++++ RECORDS TO USE ++++

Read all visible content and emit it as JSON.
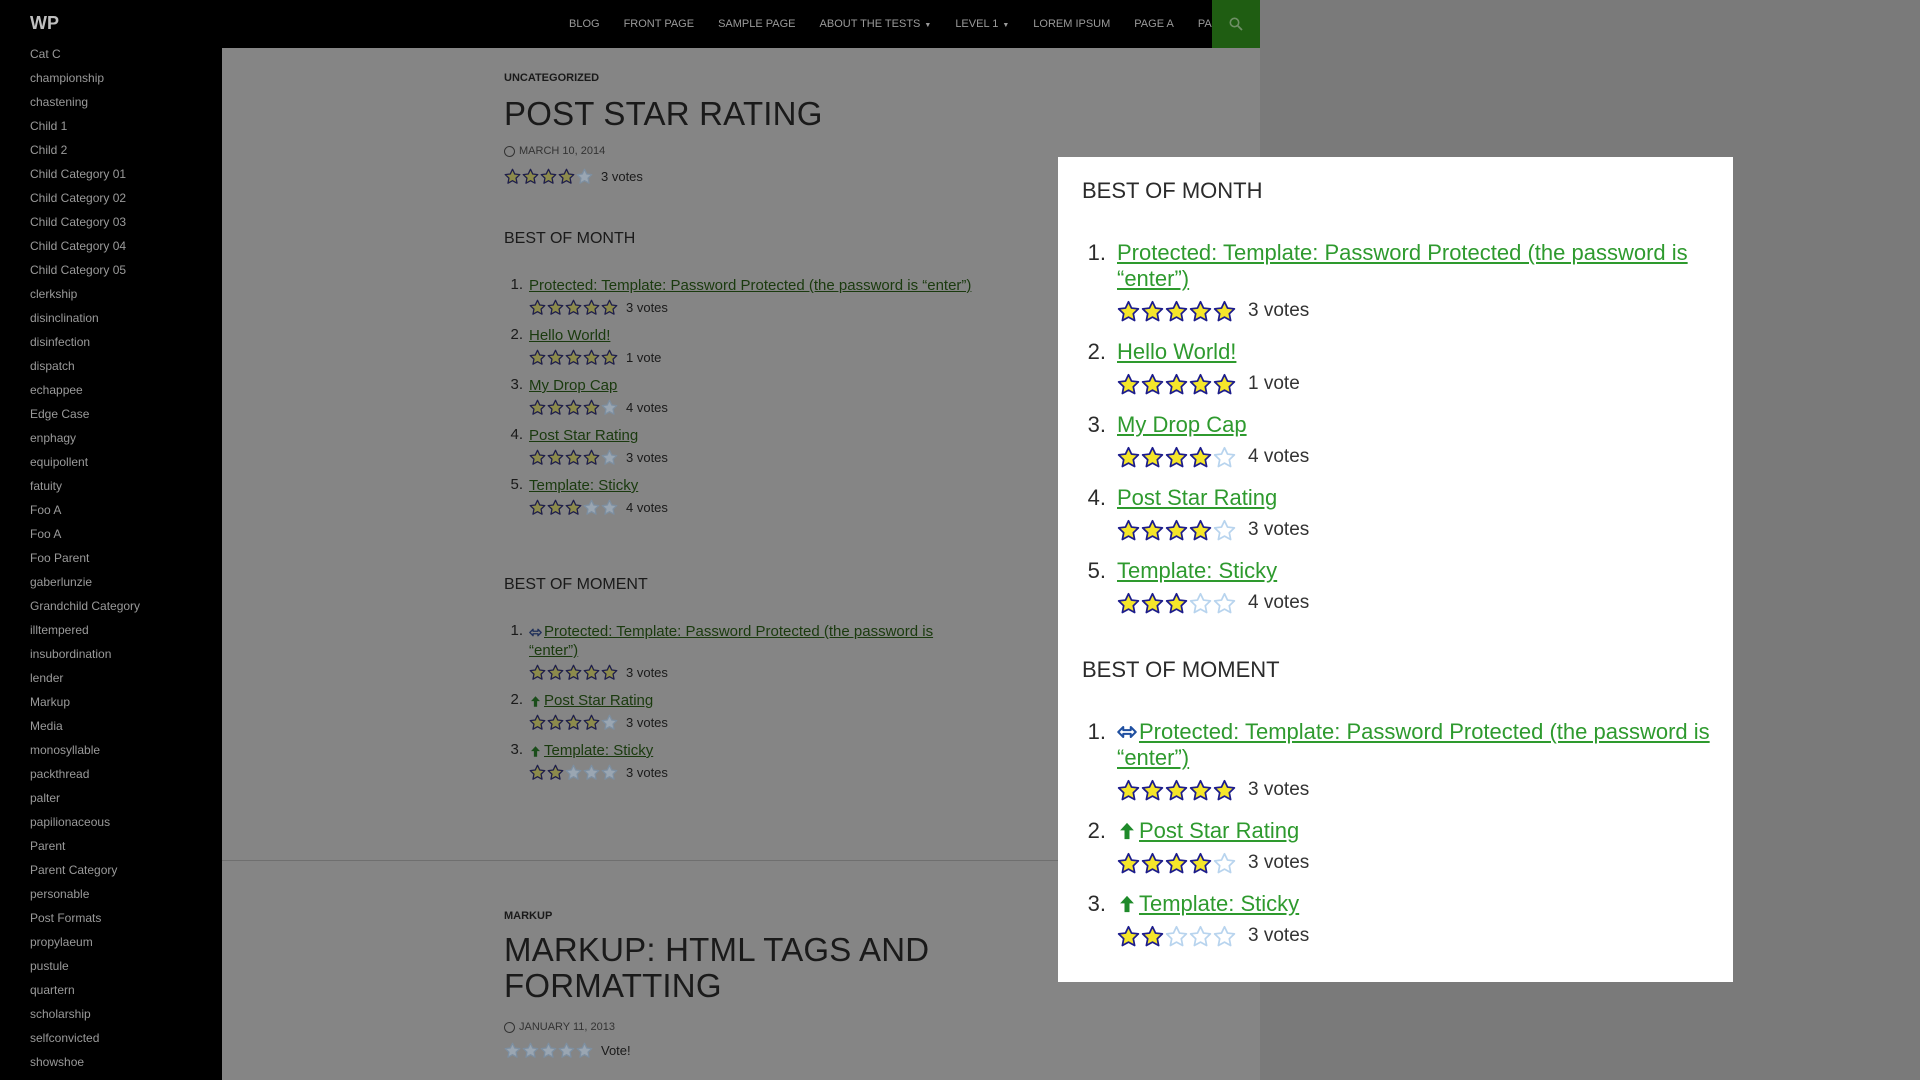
{
  "site": {
    "title": "WP"
  },
  "nav": {
    "items": [
      {
        "label": "BLOG"
      },
      {
        "label": "FRONT PAGE"
      },
      {
        "label": "SAMPLE PAGE"
      },
      {
        "label": "ABOUT THE TESTS",
        "has_submenu": true
      },
      {
        "label": "LEVEL 1",
        "has_submenu": true
      },
      {
        "label": "LOREM IPSUM"
      },
      {
        "label": "PAGE A"
      },
      {
        "label": "PAGE B"
      }
    ],
    "search_icon": "search-icon"
  },
  "sidebar": {
    "categories": [
      "Cat C",
      "championship",
      "chastening",
      "Child 1",
      "Child 2",
      "Child Category 01",
      "Child Category 02",
      "Child Category 03",
      "Child Category 04",
      "Child Category 05",
      "clerkship",
      "disinclination",
      "disinfection",
      "dispatch",
      "echappee",
      "Edge Case",
      "enphagy",
      "equipollent",
      "fatuity",
      "Foo A",
      "Foo A",
      "Foo Parent",
      "gaberlunzie",
      "Grandchild Category",
      "illtempered",
      "insubordination",
      "lender",
      "Markup",
      "Media",
      "monosyllable",
      "packthread",
      "palter",
      "papilionaceous",
      "Parent",
      "Parent Category",
      "personable",
      "Post Formats",
      "propylaeum",
      "pustule",
      "quartern",
      "scholarship",
      "selfconvicted",
      "showshoe"
    ]
  },
  "entry1": {
    "category": "UNCATEGORIZED",
    "title": "POST STAR RATING",
    "date": "MARCH 10, 2014",
    "rating": 4,
    "votes": "3 votes",
    "best_of_month": {
      "heading": "BEST OF MONTH",
      "items": [
        {
          "num": "1.",
          "title": "Protected: Template: Password Protected (the password is “enter”)",
          "rating": 5,
          "votes": "3 votes"
        },
        {
          "num": "2.",
          "title": "Hello World!",
          "rating": 5,
          "votes": "1 vote"
        },
        {
          "num": "3.",
          "title": "My Drop Cap",
          "rating": 4,
          "votes": "4 votes"
        },
        {
          "num": "4.",
          "title": "Post Star Rating",
          "rating": 4,
          "votes": "3 votes"
        },
        {
          "num": "5.",
          "title": "Template: Sticky",
          "rating": 3,
          "votes": "4 votes"
        }
      ]
    },
    "best_of_moment": {
      "heading": "BEST OF MOMENT",
      "items": [
        {
          "num": "1.",
          "trend": "same",
          "title": "Protected: Template: Password Protected (the password is “enter”)",
          "rating": 5,
          "votes": "3 votes"
        },
        {
          "num": "2.",
          "trend": "up",
          "title": "Post Star Rating",
          "rating": 4,
          "votes": "3 votes"
        },
        {
          "num": "3.",
          "trend": "up",
          "title": "Template: Sticky",
          "rating": 2,
          "votes": "3 votes"
        }
      ]
    }
  },
  "entry2": {
    "category": "MARKUP",
    "title": "MARKUP: HTML TAGS AND FORMATTING",
    "date": "JANUARY 11, 2013",
    "rating": 0,
    "votes": "Vote!"
  },
  "popup": {
    "best_of_month": {
      "heading": "BEST OF MONTH",
      "items": [
        {
          "num": "1.",
          "title": "Protected: Template: Password Protected (the password is “enter”)",
          "rating": 5,
          "votes": "3 votes"
        },
        {
          "num": "2.",
          "title": "Hello World!",
          "rating": 5,
          "votes": "1 vote"
        },
        {
          "num": "3.",
          "title": "My Drop Cap",
          "rating": 4,
          "votes": "4 votes"
        },
        {
          "num": "4.",
          "title": "Post Star Rating",
          "rating": 4,
          "votes": "3 votes"
        },
        {
          "num": "5.",
          "title": "Template: Sticky",
          "rating": 3,
          "votes": "4 votes"
        }
      ]
    },
    "best_of_moment": {
      "heading": "BEST OF MOMENT",
      "items": [
        {
          "num": "1.",
          "trend": "same",
          "title": "Protected: Template: Password Protected (the password is “enter”)",
          "rating": 5,
          "votes": "3 votes"
        },
        {
          "num": "2.",
          "trend": "up",
          "title": "Post Star Rating",
          "rating": 4,
          "votes": "3 votes"
        },
        {
          "num": "3.",
          "trend": "up",
          "title": "Template: Sticky",
          "rating": 2,
          "votes": "3 votes"
        }
      ]
    }
  },
  "colors": {
    "link_green": "#2e9a2e",
    "star_fill": "#f5e62a",
    "star_outline": "#1c1c8c",
    "star_empty": "#b8d4ee",
    "nav_search_bg": "#1f5d12"
  }
}
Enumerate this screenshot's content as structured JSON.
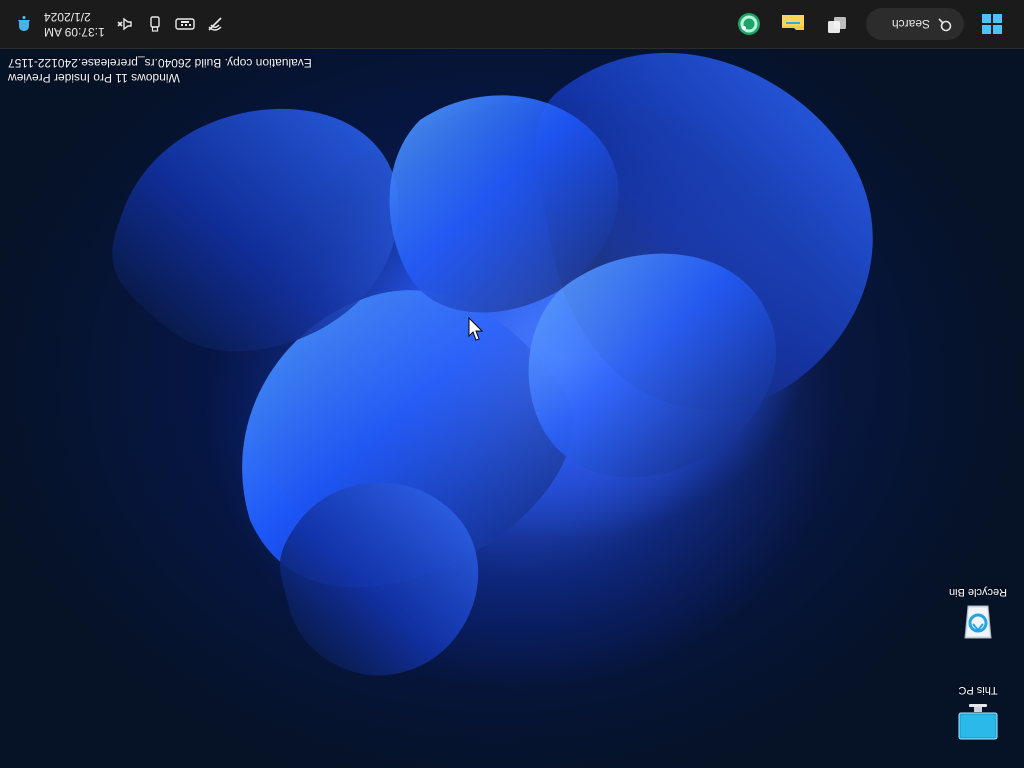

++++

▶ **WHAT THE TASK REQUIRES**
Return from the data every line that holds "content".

▶ **EXERCISE RESULT**
Read all visible content and emit it as JSON.
Enumerate this screenshot's content as structured JSON.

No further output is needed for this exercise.